Your task | Restate the listing that follows word for word, without its pictures.

Dataset records |
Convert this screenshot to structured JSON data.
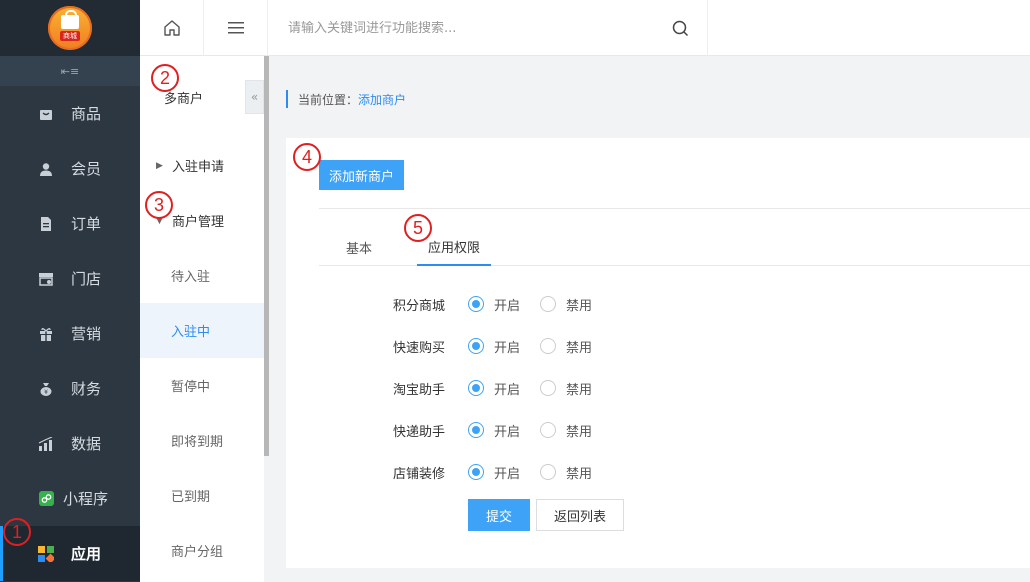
{
  "logo": {
    "text": "商城"
  },
  "sidebar": {
    "items": [
      {
        "label": "商品",
        "icon": "bag-icon"
      },
      {
        "label": "会员",
        "icon": "user-icon"
      },
      {
        "label": "订单",
        "icon": "document-icon"
      },
      {
        "label": "门店",
        "icon": "store-icon"
      },
      {
        "label": "营销",
        "icon": "gift-icon"
      },
      {
        "label": "财务",
        "icon": "moneybag-icon"
      },
      {
        "label": "数据",
        "icon": "bar-chart-icon"
      },
      {
        "label": "小程序",
        "icon": "mini-program-icon"
      },
      {
        "label": "应用",
        "icon": "apps-grid-icon",
        "active": true
      }
    ]
  },
  "subnav": {
    "title": "多商户",
    "groups": [
      {
        "label": "入驻申请",
        "expanded": false
      },
      {
        "label": "商户管理",
        "expanded": true
      }
    ],
    "items": [
      "待入驻",
      "入驻中",
      "暂停中",
      "即将到期",
      "已到期",
      "商户分组"
    ],
    "active_item": "入驻中"
  },
  "search": {
    "placeholder": "请输入关键词进行功能搜索..."
  },
  "breadcrumb": {
    "prefix": "当前位置：",
    "current": "添加商户"
  },
  "main": {
    "add_button": "添加新商户",
    "tabs": [
      "基本",
      "应用权限"
    ],
    "active_tab": "应用权限",
    "permissions": [
      {
        "label": "积分商城",
        "on_label": "开启",
        "off_label": "禁用",
        "value": "开启"
      },
      {
        "label": "快速购买",
        "on_label": "开启",
        "off_label": "禁用",
        "value": "开启"
      },
      {
        "label": "淘宝助手",
        "on_label": "开启",
        "off_label": "禁用",
        "value": "开启"
      },
      {
        "label": "快递助手",
        "on_label": "开启",
        "off_label": "禁用",
        "value": "开启"
      },
      {
        "label": "店铺装修",
        "on_label": "开启",
        "off_label": "禁用",
        "value": "开启"
      }
    ],
    "submit_label": "提交",
    "back_label": "返回列表"
  },
  "markers": [
    "1",
    "2",
    "3",
    "4",
    "5"
  ],
  "colors": {
    "accent": "#3ea3f7",
    "sidebar_bg": "#2d3741",
    "marker": "#e02020"
  }
}
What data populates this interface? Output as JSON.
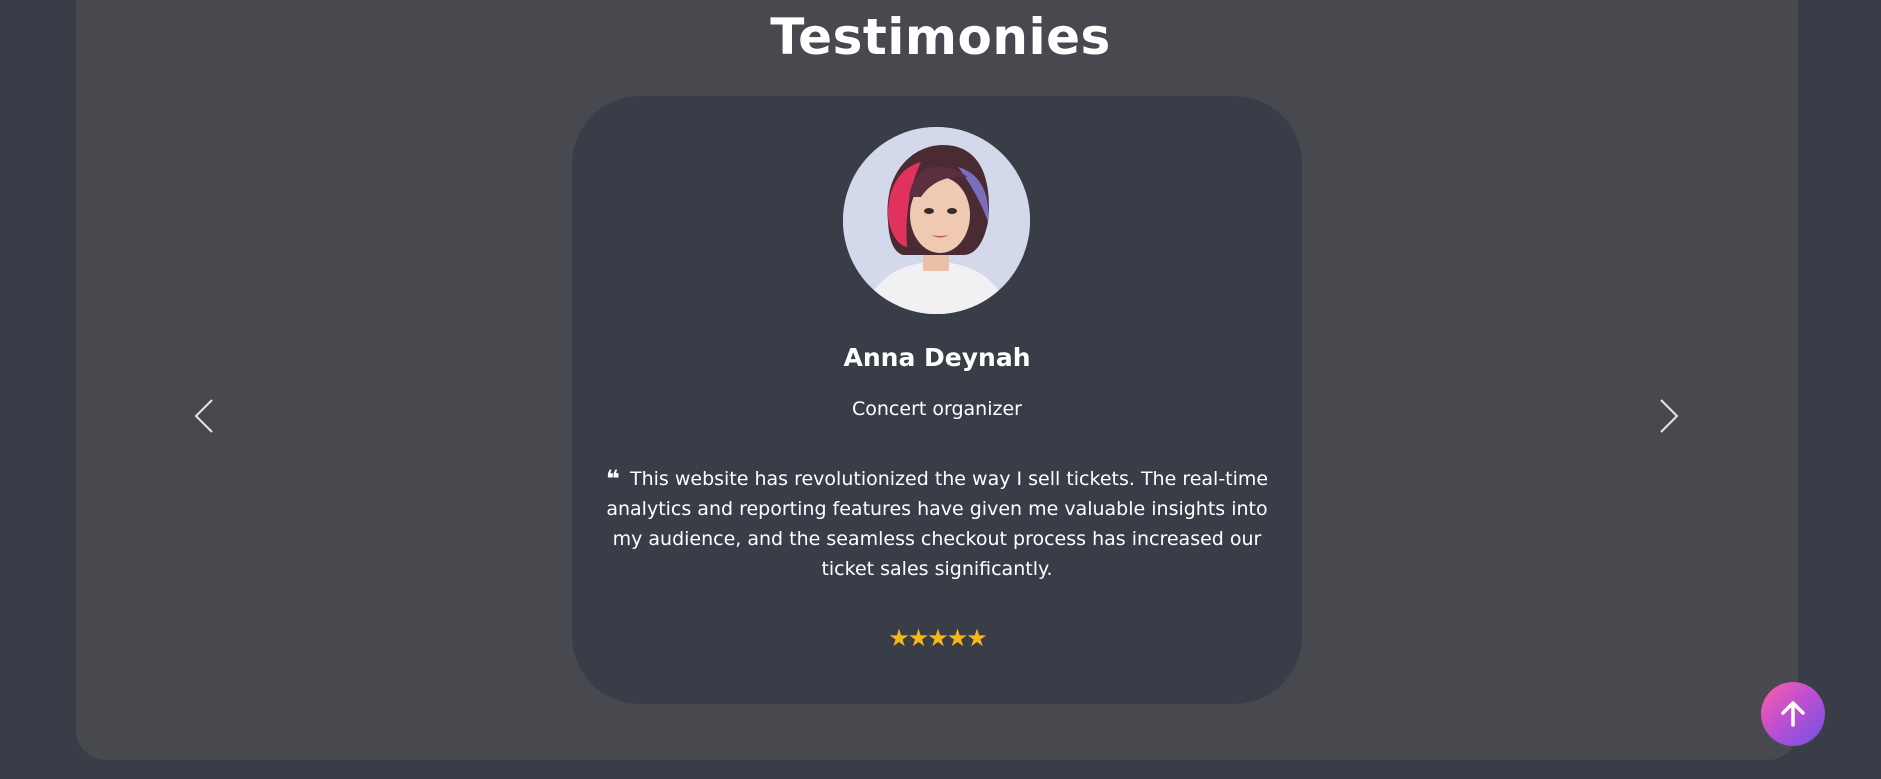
{
  "section": {
    "title": "Testimonies"
  },
  "testimonial": {
    "name": "Anna Deynah",
    "role": "Concert organizer",
    "quote": "This website has revolutionized the way I sell tickets. The real-time analytics and reporting features have given me valuable insights into my audience, and the seamless checkout process has increased our ticket sales significantly.",
    "quote_icon": "❝",
    "rating_stars": "★★★★★",
    "rating": 5
  },
  "icons": {
    "prev": "chevron-left-icon",
    "next": "chevron-right-icon",
    "scroll_top": "arrow-up-icon",
    "quote": "quote-icon",
    "star": "star-icon"
  },
  "colors": {
    "background": "#393d47",
    "section_bg": "#47494f",
    "card_bg": "#393d47",
    "star": "#f5b61a",
    "scroll_button_gradient": [
      "#ff5ea8",
      "#c04fcf",
      "#6c52e8"
    ]
  }
}
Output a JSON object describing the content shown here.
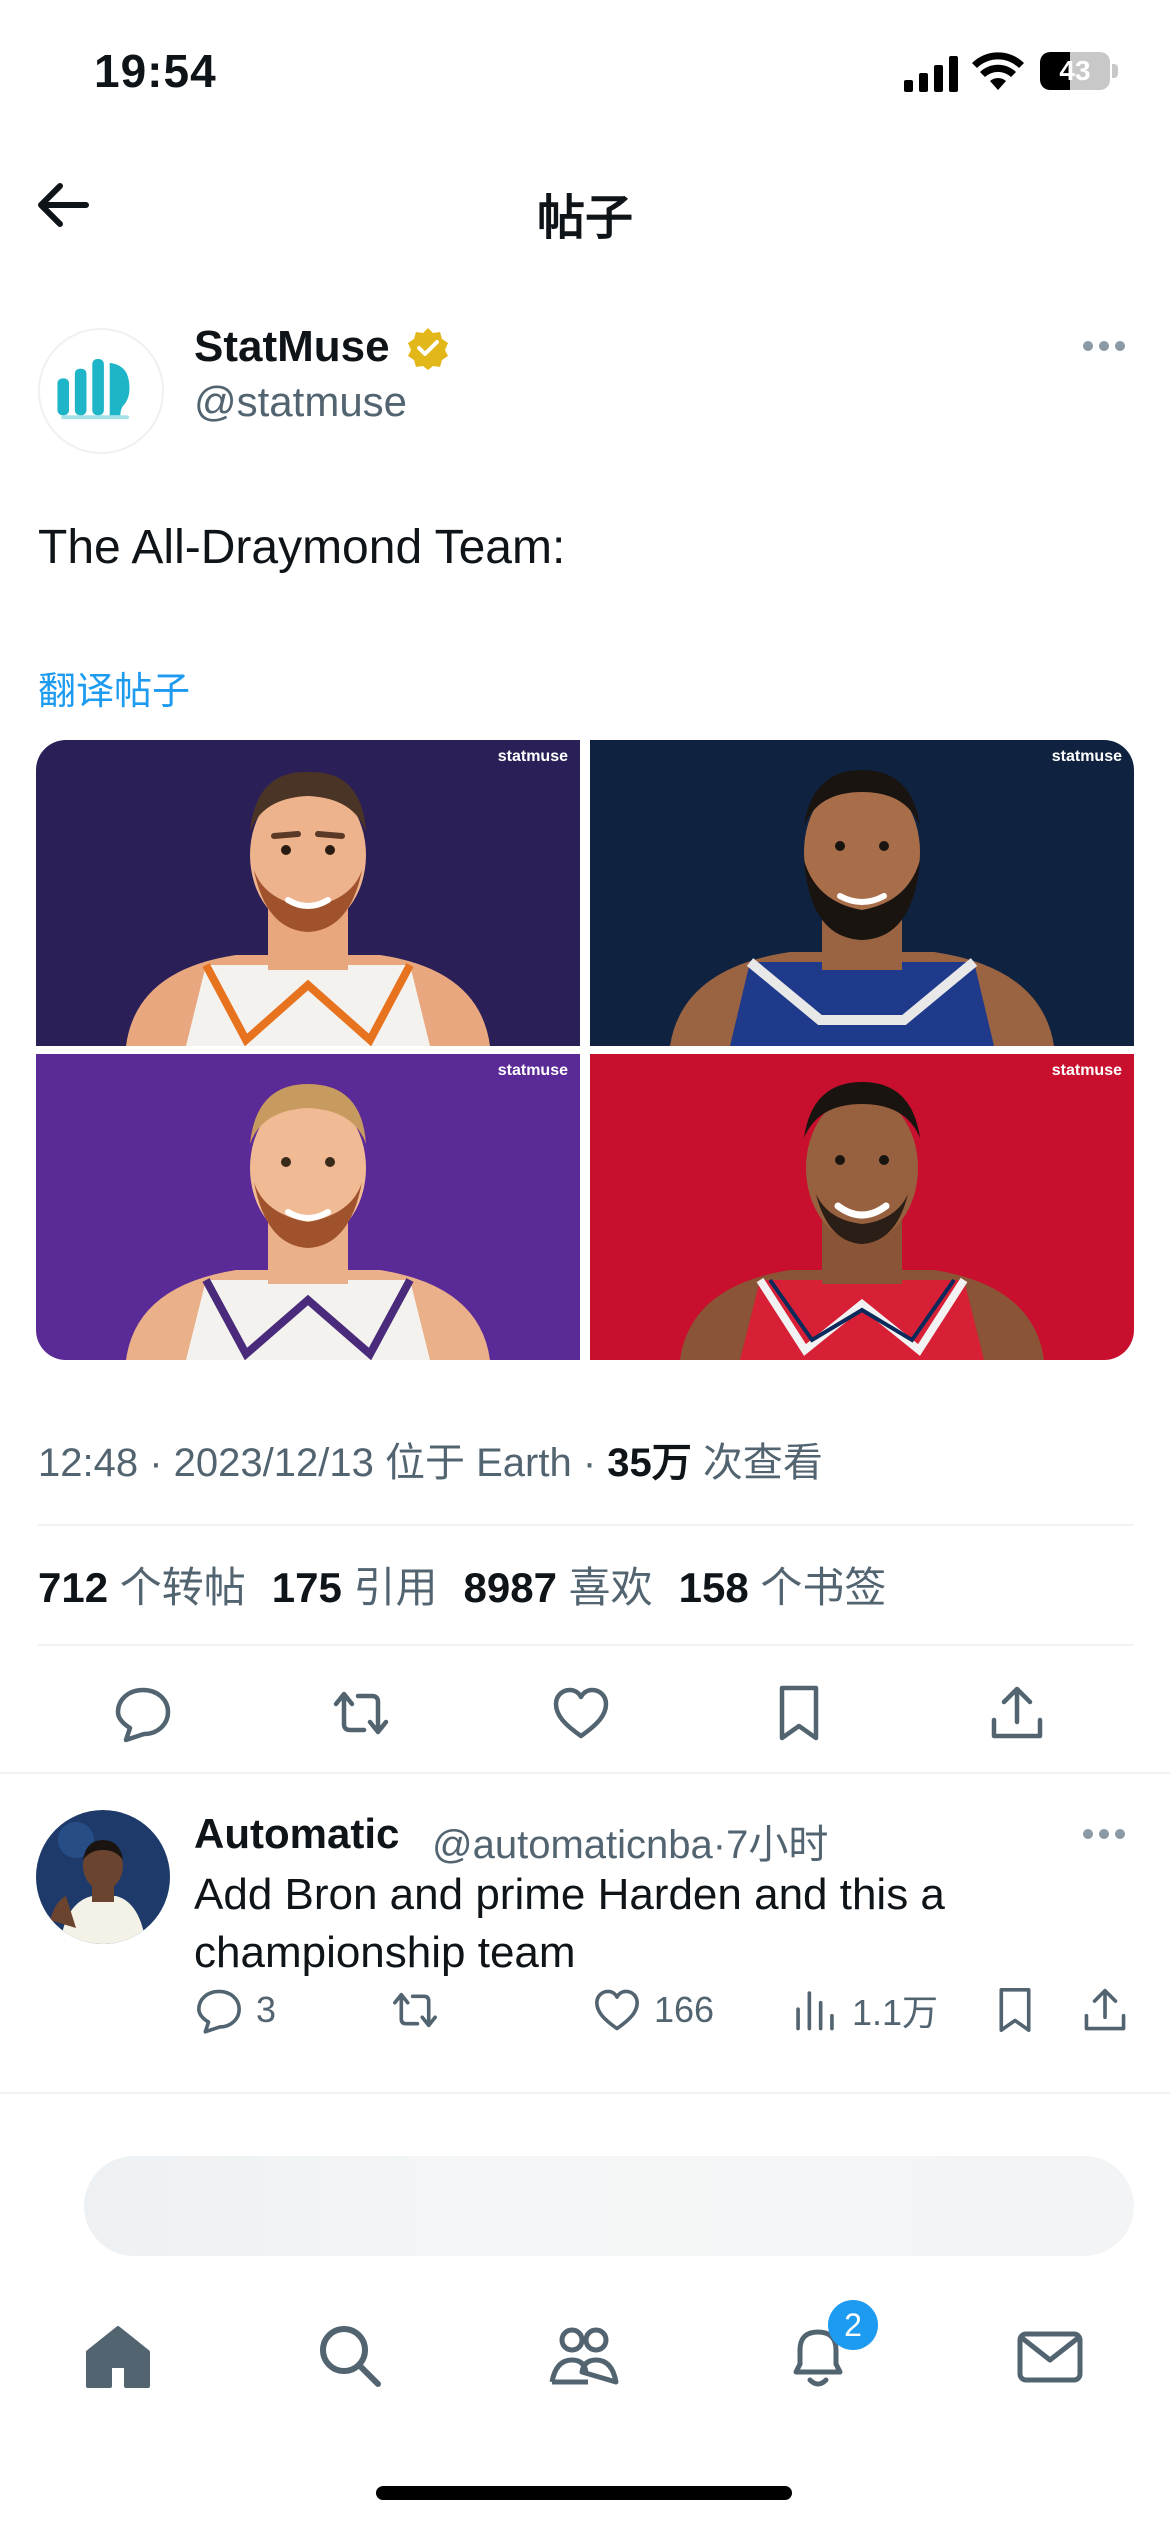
{
  "status_bar": {
    "time": "19:54",
    "battery": "43",
    "battery_level": 0.43
  },
  "header": {
    "title": "帖子"
  },
  "tweet": {
    "author_name": "StatMuse",
    "author_handle": "@statmuse",
    "text": "The All-Draymond Team:",
    "translate": "翻译帖子",
    "media_watermark": "statmuse",
    "meta": {
      "time": "12:48",
      "sep1": " · ",
      "date": "2023/12/13",
      "location": " 位于 Earth",
      "sep2": " · ",
      "views_count": "35万",
      "views_label": " 次查看"
    },
    "stats": {
      "retweets_count": "712",
      "retweets_label": " 个转帖",
      "quotes_count": "175",
      "quotes_label": " 引用",
      "likes_count": "8987",
      "likes_label": " 喜欢",
      "bookmarks_count": "158",
      "bookmarks_label": " 个书签"
    }
  },
  "reply": {
    "name": "Automatic",
    "handle": "@automaticnba",
    "time": "·7小时",
    "text": "Add Bron and prime Harden and this a championship team",
    "replies": "3",
    "likes": "166",
    "views": "1.1万"
  },
  "tabbar": {
    "notifications_badge": "2"
  },
  "colors": {
    "accent": "#1d9bf0",
    "verified_gold": "#e2b719",
    "tile_backgrounds": [
      "#2b1f57",
      "#0f2340",
      "#5a2a96",
      "#c8102e"
    ]
  }
}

Output of the task |
Convert this screenshot to structured JSON data.
{
  "logo": {
    "text": "商城"
  },
  "sidebar": {
    "items": [
      {
        "label": "商品",
        "icon": "bag-icon"
      },
      {
        "label": "会员",
        "icon": "user-icon"
      },
      {
        "label": "订单",
        "icon": "document-icon"
      },
      {
        "label": "门店",
        "icon": "store-icon"
      },
      {
        "label": "营销",
        "icon": "gift-icon"
      },
      {
        "label": "财务",
        "icon": "moneybag-icon"
      },
      {
        "label": "数据",
        "icon": "bar-chart-icon"
      },
      {
        "label": "小程序",
        "icon": "mini-program-icon"
      },
      {
        "label": "应用",
        "icon": "apps-grid-icon",
        "active": true
      }
    ]
  },
  "subnav": {
    "title": "多商户",
    "groups": [
      {
        "label": "入驻申请",
        "expanded": false
      },
      {
        "label": "商户管理",
        "expanded": true
      }
    ],
    "items": [
      "待入驻",
      "入驻中",
      "暂停中",
      "即将到期",
      "已到期",
      "商户分组"
    ],
    "active_item": "入驻中"
  },
  "search": {
    "placeholder": "请输入关键词进行功能搜索..."
  },
  "breadcrumb": {
    "prefix": "当前位置：",
    "current": "添加商户"
  },
  "main": {
    "add_button": "添加新商户",
    "tabs": [
      "基本",
      "应用权限"
    ],
    "active_tab": "应用权限",
    "permissions": [
      {
        "label": "积分商城",
        "on_label": "开启",
        "off_label": "禁用",
        "value": "开启"
      },
      {
        "label": "快速购买",
        "on_label": "开启",
        "off_label": "禁用",
        "value": "开启"
      },
      {
        "label": "淘宝助手",
        "on_label": "开启",
        "off_label": "禁用",
        "value": "开启"
      },
      {
        "label": "快递助手",
        "on_label": "开启",
        "off_label": "禁用",
        "value": "开启"
      },
      {
        "label": "店铺装修",
        "on_label": "开启",
        "off_label": "禁用",
        "value": "开启"
      }
    ],
    "submit_label": "提交",
    "back_label": "返回列表"
  },
  "markers": [
    "1",
    "2",
    "3",
    "4",
    "5"
  ],
  "colors": {
    "accent": "#3ea3f7",
    "sidebar_bg": "#2d3741",
    "marker": "#e02020"
  }
}
What data populates this interface? Output as JSON.
{
  "section": {
    "title": "Testimonies"
  },
  "testimonial": {
    "name": "Anna Deynah",
    "role": "Concert organizer",
    "quote": "This website has revolutionized the way I sell tickets. The real-time analytics and reporting features have given me valuable insights into my audience, and the seamless checkout process has increased our ticket sales significantly.",
    "quote_icon": "❝",
    "rating_stars": "★★★★★",
    "rating": 5
  },
  "icons": {
    "prev": "chevron-left-icon",
    "next": "chevron-right-icon",
    "scroll_top": "arrow-up-icon",
    "quote": "quote-icon",
    "star": "star-icon"
  },
  "colors": {
    "background": "#393d47",
    "section_bg": "#47494f",
    "card_bg": "#393d47",
    "star": "#f5b61a",
    "scroll_button_gradient": [
      "#ff5ea8",
      "#c04fcf",
      "#6c52e8"
    ]
  }
}
Output a JSON object describing the content shown here.
{
  "status_bar": {
    "time": "19:54",
    "battery": "43",
    "battery_level": 0.43
  },
  "header": {
    "title": "帖子"
  },
  "tweet": {
    "author_name": "StatMuse",
    "author_handle": "@statmuse",
    "text": "The All-Draymond Team:",
    "translate": "翻译帖子",
    "media_watermark": "statmuse",
    "meta": {
      "time": "12:48",
      "sep1": " · ",
      "date": "2023/12/13",
      "location": " 位于 Earth",
      "sep2": " · ",
      "views_count": "35万",
      "views_label": " 次查看"
    },
    "stats": {
      "retweets_count": "712",
      "retweets_label": " 个转帖",
      "quotes_count": "175",
      "quotes_label": " 引用",
      "likes_count": "8987",
      "likes_label": " 喜欢",
      "bookmarks_count": "158",
      "bookmarks_label": " 个书签"
    }
  },
  "reply": {
    "name": "Automatic",
    "handle": "@automaticnba",
    "time": "·7小时",
    "text": "Add Bron and prime Harden and this a championship team",
    "replies": "3",
    "likes": "166",
    "views": "1.1万"
  },
  "tabbar": {
    "notifications_badge": "2"
  },
  "colors": {
    "accent": "#1d9bf0",
    "verified_gold": "#e2b719",
    "tile_backgrounds": [
      "#2b1f57",
      "#0f2340",
      "#5a2a96",
      "#c8102e"
    ]
  }
}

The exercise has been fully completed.